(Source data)

═══

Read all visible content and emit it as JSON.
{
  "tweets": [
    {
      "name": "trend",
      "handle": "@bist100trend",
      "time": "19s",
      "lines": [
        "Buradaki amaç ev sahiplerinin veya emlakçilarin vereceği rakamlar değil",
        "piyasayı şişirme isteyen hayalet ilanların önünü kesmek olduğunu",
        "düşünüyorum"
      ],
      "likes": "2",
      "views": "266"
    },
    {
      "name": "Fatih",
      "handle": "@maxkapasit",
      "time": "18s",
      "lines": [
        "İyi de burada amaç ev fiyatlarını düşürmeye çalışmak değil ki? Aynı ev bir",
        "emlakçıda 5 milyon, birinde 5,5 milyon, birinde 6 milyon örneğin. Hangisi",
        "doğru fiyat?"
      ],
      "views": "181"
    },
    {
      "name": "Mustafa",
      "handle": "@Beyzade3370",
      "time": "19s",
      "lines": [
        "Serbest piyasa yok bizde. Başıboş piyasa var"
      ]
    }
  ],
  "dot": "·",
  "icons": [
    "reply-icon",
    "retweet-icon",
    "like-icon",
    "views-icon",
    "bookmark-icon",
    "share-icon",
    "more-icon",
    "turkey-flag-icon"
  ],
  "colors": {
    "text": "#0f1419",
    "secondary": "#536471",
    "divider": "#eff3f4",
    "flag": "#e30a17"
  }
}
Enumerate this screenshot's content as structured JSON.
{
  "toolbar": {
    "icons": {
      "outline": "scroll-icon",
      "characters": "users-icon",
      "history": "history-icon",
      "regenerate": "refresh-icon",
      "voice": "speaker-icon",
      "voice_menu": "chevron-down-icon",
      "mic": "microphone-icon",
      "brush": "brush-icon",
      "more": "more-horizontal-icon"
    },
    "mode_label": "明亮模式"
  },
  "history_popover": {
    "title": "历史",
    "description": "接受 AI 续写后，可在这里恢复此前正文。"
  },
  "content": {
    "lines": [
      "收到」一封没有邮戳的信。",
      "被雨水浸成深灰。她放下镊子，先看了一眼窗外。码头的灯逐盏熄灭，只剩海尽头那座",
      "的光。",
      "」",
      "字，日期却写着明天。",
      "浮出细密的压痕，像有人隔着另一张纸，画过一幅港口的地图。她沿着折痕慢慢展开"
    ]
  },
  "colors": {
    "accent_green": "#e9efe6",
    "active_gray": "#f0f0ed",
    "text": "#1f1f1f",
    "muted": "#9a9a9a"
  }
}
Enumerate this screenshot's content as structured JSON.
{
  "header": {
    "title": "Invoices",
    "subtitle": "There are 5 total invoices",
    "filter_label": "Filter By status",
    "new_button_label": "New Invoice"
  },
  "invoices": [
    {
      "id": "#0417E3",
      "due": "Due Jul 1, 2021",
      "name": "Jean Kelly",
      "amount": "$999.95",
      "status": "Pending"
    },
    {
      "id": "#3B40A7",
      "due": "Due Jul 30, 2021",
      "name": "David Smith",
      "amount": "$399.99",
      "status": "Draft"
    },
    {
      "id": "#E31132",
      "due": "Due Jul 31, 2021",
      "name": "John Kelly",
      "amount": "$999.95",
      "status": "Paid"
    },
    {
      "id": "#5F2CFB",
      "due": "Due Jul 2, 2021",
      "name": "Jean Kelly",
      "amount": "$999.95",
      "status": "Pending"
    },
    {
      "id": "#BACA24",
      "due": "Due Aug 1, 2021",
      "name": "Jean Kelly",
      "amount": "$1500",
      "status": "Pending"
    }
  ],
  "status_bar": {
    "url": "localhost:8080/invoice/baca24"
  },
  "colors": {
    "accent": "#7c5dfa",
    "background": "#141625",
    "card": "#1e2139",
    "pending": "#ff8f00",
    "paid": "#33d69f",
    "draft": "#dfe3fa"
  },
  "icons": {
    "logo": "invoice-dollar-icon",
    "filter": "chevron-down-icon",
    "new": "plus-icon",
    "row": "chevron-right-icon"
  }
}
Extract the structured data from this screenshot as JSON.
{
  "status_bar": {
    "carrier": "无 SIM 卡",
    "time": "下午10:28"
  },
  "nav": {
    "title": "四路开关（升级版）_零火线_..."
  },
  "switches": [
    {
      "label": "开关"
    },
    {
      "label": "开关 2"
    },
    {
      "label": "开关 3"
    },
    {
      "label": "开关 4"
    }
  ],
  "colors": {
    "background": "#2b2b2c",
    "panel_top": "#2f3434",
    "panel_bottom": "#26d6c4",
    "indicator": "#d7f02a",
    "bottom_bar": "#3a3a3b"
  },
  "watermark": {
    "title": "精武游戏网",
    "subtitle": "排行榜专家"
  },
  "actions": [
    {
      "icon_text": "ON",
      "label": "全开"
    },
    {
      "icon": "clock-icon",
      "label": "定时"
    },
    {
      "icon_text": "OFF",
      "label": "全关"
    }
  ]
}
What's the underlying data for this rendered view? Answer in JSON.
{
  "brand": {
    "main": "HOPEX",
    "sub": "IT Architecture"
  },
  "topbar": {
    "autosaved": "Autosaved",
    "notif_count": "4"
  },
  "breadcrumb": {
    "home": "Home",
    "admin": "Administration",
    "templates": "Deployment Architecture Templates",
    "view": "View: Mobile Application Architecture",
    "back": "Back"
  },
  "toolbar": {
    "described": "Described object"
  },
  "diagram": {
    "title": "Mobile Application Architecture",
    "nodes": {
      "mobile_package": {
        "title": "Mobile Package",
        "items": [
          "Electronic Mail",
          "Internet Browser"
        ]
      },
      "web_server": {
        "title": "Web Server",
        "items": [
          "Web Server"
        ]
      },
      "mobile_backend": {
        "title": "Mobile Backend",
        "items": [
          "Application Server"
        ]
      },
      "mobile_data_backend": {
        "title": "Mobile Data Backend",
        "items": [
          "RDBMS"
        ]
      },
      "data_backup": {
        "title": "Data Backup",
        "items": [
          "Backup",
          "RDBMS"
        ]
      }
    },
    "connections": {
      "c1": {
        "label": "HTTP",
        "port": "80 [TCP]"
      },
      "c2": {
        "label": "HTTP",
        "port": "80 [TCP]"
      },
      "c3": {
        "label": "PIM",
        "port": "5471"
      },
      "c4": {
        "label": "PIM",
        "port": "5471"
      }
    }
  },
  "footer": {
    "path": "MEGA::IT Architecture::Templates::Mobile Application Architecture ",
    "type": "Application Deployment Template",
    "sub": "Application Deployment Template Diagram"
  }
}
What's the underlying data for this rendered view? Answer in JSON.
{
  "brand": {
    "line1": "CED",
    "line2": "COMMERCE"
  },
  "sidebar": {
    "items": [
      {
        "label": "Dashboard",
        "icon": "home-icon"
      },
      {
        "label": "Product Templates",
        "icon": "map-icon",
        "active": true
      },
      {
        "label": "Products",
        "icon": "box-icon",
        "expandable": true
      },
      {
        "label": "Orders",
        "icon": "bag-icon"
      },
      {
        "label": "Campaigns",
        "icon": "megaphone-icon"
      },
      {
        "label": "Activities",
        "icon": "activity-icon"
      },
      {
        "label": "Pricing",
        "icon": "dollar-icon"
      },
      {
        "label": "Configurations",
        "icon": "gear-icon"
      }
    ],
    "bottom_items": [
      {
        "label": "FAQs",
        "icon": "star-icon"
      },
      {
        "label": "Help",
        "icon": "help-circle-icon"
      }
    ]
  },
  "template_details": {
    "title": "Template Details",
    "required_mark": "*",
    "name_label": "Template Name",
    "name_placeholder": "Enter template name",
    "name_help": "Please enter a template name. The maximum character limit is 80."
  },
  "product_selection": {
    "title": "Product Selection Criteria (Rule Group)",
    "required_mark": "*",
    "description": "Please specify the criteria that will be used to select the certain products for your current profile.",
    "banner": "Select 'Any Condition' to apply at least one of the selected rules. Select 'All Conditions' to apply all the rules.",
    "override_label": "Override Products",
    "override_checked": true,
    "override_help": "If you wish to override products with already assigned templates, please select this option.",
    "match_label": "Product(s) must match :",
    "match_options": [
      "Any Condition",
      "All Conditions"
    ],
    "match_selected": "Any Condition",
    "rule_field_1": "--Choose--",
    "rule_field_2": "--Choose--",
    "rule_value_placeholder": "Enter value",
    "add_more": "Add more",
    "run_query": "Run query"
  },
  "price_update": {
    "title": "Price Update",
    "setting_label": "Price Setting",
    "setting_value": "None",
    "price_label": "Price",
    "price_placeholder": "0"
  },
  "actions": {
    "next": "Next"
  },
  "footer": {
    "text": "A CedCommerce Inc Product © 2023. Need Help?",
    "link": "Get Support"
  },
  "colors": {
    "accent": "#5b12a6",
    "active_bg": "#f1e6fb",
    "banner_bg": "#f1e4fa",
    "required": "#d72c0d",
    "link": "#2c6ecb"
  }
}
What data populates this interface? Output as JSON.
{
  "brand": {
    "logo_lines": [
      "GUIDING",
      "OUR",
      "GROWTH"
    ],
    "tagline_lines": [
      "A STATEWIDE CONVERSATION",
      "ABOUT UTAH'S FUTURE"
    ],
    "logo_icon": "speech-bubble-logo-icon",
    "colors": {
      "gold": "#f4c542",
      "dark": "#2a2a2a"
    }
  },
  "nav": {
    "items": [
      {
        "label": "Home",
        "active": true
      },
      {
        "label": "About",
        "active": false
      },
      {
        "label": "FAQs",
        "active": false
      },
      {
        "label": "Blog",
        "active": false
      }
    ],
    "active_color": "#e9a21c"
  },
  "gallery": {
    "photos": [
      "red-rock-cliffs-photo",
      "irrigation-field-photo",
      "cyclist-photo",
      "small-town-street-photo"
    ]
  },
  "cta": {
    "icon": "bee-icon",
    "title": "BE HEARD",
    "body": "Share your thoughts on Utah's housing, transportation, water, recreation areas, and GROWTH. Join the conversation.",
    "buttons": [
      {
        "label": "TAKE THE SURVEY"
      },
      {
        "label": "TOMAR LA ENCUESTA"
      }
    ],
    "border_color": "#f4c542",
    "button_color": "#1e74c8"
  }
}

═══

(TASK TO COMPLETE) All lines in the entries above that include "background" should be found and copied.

(SOLUTION TO THIS EXERCISE)
    "background": "#141625",
    "background": "#2b2b2c",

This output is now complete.